— Work item —
Search the data for the string "JSON" and gather each line it is in.

— Supplied entries —
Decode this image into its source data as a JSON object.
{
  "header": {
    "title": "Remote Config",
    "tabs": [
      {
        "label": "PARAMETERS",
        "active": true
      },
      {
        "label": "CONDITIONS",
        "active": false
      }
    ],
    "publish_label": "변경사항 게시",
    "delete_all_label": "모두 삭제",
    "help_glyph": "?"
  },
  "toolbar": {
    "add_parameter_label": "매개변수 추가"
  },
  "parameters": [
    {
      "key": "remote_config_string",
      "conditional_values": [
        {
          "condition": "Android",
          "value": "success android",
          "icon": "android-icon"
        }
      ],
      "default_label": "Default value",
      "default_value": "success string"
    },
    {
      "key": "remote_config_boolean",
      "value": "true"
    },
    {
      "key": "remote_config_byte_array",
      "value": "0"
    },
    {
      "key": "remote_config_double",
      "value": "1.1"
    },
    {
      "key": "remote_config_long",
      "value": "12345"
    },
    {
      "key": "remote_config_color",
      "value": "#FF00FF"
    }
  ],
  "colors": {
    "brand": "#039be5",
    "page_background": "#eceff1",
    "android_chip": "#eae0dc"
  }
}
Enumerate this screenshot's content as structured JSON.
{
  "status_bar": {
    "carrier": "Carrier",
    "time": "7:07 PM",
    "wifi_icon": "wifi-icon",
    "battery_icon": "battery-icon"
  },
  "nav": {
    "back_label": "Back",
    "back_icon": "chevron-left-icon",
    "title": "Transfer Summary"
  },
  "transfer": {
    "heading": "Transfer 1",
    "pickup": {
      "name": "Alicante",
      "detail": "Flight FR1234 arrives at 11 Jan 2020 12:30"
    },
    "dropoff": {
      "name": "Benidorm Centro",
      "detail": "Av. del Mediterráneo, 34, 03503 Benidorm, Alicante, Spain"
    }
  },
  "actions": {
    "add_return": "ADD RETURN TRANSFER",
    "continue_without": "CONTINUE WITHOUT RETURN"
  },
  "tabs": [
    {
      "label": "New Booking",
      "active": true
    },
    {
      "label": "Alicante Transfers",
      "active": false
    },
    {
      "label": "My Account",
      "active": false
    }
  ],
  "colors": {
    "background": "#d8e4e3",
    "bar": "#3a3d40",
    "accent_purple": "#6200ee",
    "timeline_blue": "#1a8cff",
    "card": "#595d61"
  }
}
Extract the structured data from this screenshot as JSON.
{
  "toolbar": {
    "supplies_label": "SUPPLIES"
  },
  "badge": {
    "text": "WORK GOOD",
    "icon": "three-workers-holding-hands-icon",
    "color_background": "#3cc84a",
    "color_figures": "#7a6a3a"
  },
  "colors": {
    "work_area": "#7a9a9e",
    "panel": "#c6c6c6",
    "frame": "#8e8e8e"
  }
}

— Result of the exercise —
Decode this image into its source data as a JSON object.
Enumerate this screenshot's content as structured JSON.
Extract the structured data from this screenshot as JSON.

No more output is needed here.